This exercise calls for retyping every line below exactly, with the images omitted.

(Saved entries)
◆ ◆ ◆ ◆

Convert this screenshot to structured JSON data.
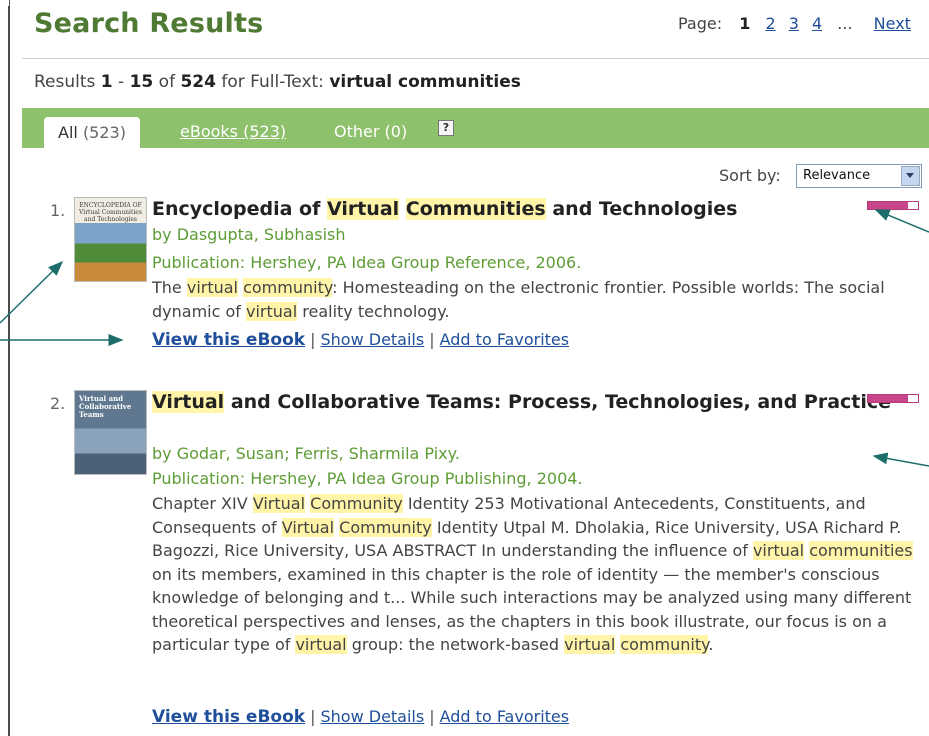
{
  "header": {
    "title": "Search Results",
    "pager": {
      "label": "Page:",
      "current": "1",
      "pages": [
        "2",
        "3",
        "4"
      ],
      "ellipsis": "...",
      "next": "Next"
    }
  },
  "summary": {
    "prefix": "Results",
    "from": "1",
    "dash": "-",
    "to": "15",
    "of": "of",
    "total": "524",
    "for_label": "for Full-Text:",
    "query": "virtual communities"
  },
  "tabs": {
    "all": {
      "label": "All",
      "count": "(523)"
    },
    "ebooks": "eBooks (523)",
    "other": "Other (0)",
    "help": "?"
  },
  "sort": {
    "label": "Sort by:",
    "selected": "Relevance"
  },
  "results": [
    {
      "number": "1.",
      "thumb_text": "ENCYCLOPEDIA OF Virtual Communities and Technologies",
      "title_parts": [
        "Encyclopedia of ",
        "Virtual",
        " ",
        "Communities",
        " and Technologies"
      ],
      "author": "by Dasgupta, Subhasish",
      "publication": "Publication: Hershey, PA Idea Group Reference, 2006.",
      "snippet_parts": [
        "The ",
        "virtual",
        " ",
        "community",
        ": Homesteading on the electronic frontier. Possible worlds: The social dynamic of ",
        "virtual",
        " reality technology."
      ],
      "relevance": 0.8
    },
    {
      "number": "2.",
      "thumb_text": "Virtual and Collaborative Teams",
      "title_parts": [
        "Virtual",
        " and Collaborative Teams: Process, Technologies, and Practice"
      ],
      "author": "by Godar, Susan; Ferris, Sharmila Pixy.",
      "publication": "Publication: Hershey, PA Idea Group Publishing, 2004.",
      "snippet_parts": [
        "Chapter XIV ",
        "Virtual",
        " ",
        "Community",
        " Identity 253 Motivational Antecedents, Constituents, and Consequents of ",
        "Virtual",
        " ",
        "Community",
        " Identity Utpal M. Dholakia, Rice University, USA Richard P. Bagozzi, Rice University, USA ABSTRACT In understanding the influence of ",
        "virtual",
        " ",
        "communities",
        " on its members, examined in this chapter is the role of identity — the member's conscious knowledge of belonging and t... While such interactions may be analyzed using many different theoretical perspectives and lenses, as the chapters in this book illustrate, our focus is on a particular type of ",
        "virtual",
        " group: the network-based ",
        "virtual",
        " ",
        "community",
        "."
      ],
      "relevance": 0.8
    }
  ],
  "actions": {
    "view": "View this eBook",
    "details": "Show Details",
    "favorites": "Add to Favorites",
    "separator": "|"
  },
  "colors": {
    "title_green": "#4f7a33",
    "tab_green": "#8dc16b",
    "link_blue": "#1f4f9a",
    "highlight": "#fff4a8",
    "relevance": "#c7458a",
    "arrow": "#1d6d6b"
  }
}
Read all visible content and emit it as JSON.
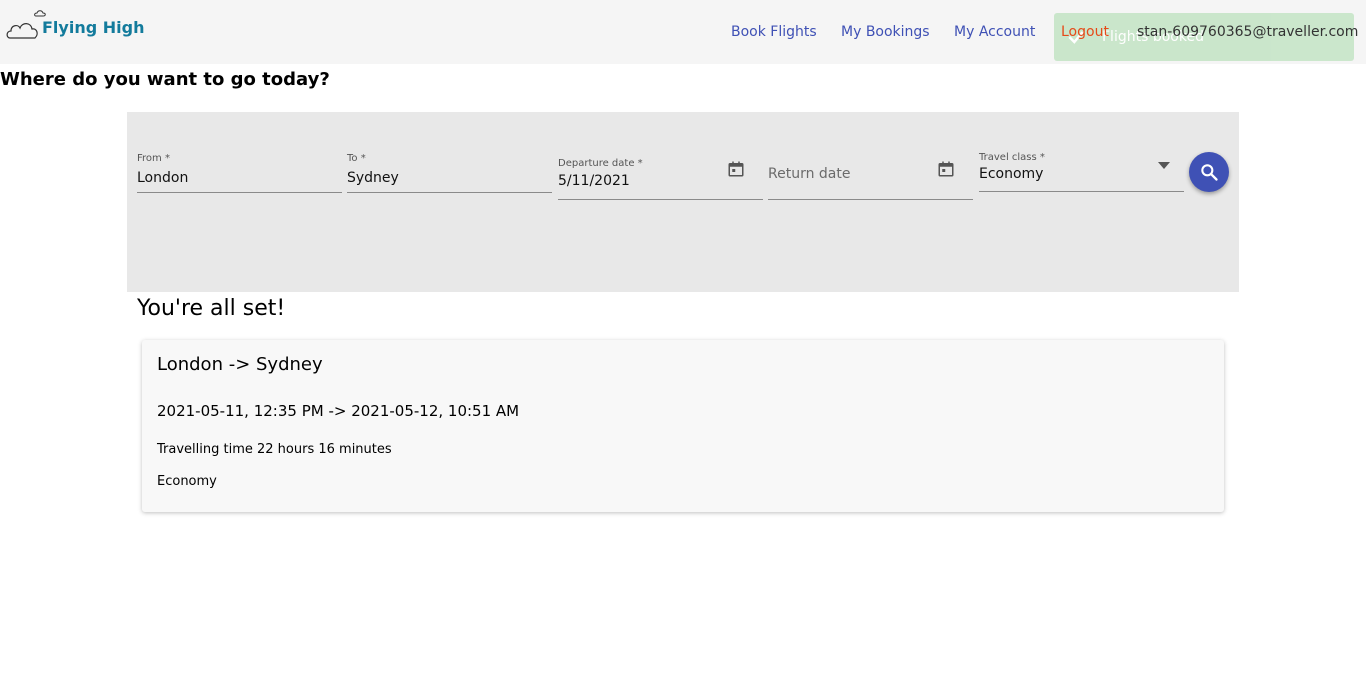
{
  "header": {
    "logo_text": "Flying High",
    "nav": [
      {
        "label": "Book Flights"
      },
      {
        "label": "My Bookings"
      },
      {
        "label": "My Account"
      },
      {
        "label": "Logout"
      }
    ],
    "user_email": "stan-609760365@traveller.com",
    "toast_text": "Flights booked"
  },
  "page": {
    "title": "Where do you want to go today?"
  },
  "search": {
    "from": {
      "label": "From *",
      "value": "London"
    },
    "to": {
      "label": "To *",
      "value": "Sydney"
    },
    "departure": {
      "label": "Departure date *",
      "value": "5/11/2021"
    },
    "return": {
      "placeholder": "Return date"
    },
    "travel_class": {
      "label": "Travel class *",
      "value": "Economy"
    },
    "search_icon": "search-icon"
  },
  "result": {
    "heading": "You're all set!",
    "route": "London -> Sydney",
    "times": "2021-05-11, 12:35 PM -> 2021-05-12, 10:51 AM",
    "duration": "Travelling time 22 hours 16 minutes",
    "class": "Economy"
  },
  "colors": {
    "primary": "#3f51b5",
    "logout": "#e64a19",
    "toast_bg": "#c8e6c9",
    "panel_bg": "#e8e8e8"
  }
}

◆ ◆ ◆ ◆

### Exercise result
Convert this screenshot to structured JSON data.
{
  "header": {
    "title": "Search Results",
    "pager": {
      "label": "Page:",
      "current": "1",
      "pages": [
        "2",
        "3",
        "4"
      ],
      "ellipsis": "...",
      "next": "Next"
    }
  },
  "summary": {
    "prefix": "Results",
    "from": "1",
    "dash": "-",
    "to": "15",
    "of": "of",
    "total": "524",
    "for_label": "for Full-Text:",
    "query": "virtual communities"
  },
  "tabs": {
    "all": {
      "label": "All",
      "count": "(523)"
    },
    "ebooks": "eBooks (523)",
    "other": "Other (0)",
    "help": "?"
  },
  "sort": {
    "label": "Sort by:",
    "selected": "Relevance"
  },
  "results": [
    {
      "number": "1.",
      "thumb_text": "ENCYCLOPEDIA OF Virtual Communities and Technologies",
      "title_parts": [
        "Encyclopedia of ",
        "Virtual",
        " ",
        "Communities",
        " and Technologies"
      ],
      "author": "by Dasgupta, Subhasish",
      "publication": "Publication: Hershey, PA Idea Group Reference, 2006.",
      "snippet_parts": [
        "The ",
        "virtual",
        " ",
        "community",
        ": Homesteading on the electronic frontier. Possible worlds: The social dynamic of ",
        "virtual",
        " reality technology."
      ],
      "relevance": 0.8
    },
    {
      "number": "2.",
      "thumb_text": "Virtual and Collaborative Teams",
      "title_parts": [
        "Virtual",
        " and Collaborative Teams: Process, Technologies, and Practice"
      ],
      "author": "by Godar, Susan; Ferris, Sharmila Pixy.",
      "publication": "Publication: Hershey, PA Idea Group Publishing, 2004.",
      "snippet_parts": [
        "Chapter XIV ",
        "Virtual",
        " ",
        "Community",
        " Identity 253 Motivational Antecedents, Constituents, and Consequents of ",
        "Virtual",
        " ",
        "Community",
        " Identity Utpal M. Dholakia, Rice University, USA Richard P. Bagozzi, Rice University, USA ABSTRACT In understanding the influence of ",
        "virtual",
        " ",
        "communities",
        " on its members, examined in this chapter is the role of identity — the member's conscious knowledge of belonging and t... While such interactions may be analyzed using many different theoretical perspectives and lenses, as the chapters in this book illustrate, our focus is on a particular type of ",
        "virtual",
        " group: the network-based ",
        "virtual",
        " ",
        "community",
        "."
      ],
      "relevance": 0.8
    }
  ],
  "actions": {
    "view": "View this eBook",
    "details": "Show Details",
    "favorites": "Add to Favorites",
    "separator": "|"
  },
  "colors": {
    "title_green": "#4f7a33",
    "tab_green": "#8dc16b",
    "link_blue": "#1f4f9a",
    "highlight": "#fff4a8",
    "relevance": "#c7458a",
    "arrow": "#1d6d6b"
  }
}
Read all visible content and emit it as JSON.
{
  "header": {
    "logo_text": "Flying High",
    "nav": [
      {
        "label": "Book Flights"
      },
      {
        "label": "My Bookings"
      },
      {
        "label": "My Account"
      },
      {
        "label": "Logout"
      }
    ],
    "user_email": "stan-609760365@traveller.com",
    "toast_text": "Flights booked"
  },
  "page": {
    "title": "Where do you want to go today?"
  },
  "search": {
    "from": {
      "label": "From *",
      "value": "London"
    },
    "to": {
      "label": "To *",
      "value": "Sydney"
    },
    "departure": {
      "label": "Departure date *",
      "value": "5/11/2021"
    },
    "return": {
      "placeholder": "Return date"
    },
    "travel_class": {
      "label": "Travel class *",
      "value": "Economy"
    },
    "search_icon": "search-icon"
  },
  "result": {
    "heading": "You're all set!",
    "route": "London -> Sydney",
    "times": "2021-05-11, 12:35 PM -> 2021-05-12, 10:51 AM",
    "duration": "Travelling time 22 hours 16 minutes",
    "class": "Economy"
  },
  "colors": {
    "primary": "#3f51b5",
    "logout": "#e64a19",
    "toast_bg": "#c8e6c9",
    "panel_bg": "#e8e8e8"
  }
}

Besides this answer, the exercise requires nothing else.